The link to the story:
What your essay will be about:
In each mystery there has been a crime or injustice committed. Your job is to make an argument about the crime and back it up with evidence. In some mysteries it may appear to be clear or obvious who committed the crime and even perhaps why; however, you will be judged on the merits of the case you present.
Your essay will be framed around two questions:
1. Who committed the crime and why?
2. What does the crime tell us about the society in which it happened?
It is essential that you have an argument/thesis/main claim to your paper. Since there are two questions being asked, you can have two thesis statements or you can combine them into one.
In terms of the first question, who committed the crime and why, the second is more important that the first. In some mysteries it will be obvious who committed the crime, and perhaps somewhat less obvious why the crime was committed. However, you will be judged on the case you make for proving this. How well do you back up your claims/arguments with primary document evidence from the website. In another analogy, you might think of yourself like a prosecutor in a court case, trying to prove who committed the crime in question and the motive behind doing so. The judge and jury obviously would not take your word for but needs to be convinced of it by your reasoning, and most importantly, by the strength of the evidence you present.
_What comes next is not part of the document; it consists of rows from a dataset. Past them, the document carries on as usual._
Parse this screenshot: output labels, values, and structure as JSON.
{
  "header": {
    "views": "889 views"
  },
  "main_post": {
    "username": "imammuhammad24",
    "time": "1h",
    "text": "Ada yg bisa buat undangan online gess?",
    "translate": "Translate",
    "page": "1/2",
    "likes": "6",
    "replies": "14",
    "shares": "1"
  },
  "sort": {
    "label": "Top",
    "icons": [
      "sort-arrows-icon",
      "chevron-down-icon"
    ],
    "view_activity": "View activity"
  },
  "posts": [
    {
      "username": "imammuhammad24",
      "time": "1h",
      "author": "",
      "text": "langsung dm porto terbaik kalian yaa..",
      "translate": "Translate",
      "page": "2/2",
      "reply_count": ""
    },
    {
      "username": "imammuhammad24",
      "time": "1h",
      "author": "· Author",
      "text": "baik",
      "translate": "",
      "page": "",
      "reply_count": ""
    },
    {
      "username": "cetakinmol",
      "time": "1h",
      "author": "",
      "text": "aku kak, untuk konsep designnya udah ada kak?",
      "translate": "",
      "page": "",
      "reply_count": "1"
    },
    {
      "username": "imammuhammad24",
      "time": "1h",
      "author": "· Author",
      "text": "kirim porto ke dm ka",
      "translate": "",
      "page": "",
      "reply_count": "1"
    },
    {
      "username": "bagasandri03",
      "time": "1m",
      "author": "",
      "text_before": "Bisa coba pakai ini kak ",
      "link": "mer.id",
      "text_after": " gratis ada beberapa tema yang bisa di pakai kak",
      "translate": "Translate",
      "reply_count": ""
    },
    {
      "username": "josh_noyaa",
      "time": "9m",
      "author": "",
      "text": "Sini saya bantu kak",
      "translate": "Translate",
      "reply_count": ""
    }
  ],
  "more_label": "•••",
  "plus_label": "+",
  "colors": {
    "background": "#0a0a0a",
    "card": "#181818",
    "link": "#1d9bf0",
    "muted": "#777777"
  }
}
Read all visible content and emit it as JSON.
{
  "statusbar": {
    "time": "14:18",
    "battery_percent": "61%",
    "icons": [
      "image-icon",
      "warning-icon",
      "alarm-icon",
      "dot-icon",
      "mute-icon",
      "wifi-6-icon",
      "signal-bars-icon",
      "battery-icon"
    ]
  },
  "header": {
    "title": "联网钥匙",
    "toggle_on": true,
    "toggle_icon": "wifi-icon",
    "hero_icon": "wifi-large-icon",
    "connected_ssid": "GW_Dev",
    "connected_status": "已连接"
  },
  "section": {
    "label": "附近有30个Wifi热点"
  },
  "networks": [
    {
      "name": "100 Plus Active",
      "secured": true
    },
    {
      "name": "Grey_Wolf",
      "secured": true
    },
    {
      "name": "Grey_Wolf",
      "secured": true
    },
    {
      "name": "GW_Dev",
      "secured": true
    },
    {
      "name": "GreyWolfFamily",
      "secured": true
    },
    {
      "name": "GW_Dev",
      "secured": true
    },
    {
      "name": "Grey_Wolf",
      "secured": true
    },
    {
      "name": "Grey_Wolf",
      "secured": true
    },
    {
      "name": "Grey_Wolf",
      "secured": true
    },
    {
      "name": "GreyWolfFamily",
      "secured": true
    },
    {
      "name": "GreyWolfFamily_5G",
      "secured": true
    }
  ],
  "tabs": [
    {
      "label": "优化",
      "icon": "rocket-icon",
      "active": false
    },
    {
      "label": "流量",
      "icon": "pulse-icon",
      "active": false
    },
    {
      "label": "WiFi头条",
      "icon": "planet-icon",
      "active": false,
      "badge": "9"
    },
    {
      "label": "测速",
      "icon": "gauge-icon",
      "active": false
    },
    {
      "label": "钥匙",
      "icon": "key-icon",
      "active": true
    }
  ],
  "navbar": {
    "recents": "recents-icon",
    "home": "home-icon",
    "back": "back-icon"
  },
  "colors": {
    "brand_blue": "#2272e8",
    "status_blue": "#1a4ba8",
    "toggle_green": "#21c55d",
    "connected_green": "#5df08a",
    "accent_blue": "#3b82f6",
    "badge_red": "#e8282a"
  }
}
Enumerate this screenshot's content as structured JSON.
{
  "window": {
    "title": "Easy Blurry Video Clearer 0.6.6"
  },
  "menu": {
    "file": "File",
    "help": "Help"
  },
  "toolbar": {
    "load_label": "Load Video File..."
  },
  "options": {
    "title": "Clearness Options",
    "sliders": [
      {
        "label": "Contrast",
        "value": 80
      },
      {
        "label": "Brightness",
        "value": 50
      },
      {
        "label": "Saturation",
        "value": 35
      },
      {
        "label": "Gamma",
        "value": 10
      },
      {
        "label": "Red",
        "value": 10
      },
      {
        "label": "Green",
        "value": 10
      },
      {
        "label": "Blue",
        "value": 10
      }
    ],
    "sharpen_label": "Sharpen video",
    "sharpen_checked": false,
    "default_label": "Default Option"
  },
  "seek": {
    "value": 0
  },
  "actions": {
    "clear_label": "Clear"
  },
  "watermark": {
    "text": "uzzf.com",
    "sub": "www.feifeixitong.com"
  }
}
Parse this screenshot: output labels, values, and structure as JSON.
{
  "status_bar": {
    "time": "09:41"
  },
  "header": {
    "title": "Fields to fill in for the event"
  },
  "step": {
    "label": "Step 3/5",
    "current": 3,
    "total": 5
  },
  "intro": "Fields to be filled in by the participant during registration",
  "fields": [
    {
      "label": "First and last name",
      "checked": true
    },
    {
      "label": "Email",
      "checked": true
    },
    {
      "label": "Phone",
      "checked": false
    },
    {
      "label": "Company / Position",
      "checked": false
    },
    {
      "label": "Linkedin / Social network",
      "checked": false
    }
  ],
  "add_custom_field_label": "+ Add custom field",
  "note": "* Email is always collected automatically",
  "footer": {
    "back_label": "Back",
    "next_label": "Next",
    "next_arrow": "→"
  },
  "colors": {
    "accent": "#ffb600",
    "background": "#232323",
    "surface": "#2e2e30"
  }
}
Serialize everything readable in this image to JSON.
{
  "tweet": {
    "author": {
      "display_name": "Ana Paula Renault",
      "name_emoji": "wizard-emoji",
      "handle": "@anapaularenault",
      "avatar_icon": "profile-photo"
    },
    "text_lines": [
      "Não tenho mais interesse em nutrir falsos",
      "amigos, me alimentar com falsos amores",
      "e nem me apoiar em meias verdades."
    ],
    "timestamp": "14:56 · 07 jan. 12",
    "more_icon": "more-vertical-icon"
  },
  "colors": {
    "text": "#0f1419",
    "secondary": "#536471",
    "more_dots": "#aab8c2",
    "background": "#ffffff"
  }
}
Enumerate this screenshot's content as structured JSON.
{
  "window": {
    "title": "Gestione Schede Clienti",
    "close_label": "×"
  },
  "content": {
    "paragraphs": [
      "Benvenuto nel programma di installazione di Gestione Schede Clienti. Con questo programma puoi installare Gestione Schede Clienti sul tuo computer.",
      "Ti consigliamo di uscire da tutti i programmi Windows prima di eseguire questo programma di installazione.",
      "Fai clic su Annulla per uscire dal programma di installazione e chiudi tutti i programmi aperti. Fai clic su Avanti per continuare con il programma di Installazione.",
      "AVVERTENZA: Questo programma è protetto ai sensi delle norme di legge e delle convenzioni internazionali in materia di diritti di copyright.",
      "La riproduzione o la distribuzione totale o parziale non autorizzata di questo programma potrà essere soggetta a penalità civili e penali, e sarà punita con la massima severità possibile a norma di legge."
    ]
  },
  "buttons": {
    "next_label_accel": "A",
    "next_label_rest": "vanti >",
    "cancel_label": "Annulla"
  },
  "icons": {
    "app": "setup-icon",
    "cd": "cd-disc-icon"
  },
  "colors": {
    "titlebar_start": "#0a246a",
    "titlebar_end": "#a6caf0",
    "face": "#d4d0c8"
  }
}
The second question is a broader question than the first and should relate back to some of the themes discussed in the course, such as social or moral regulation; ethnicity; gender; class; religion and so on. For this discussion you can look at the documents in the section of your mystery variously called œHistorical Contexts, œContexts, or œSettings.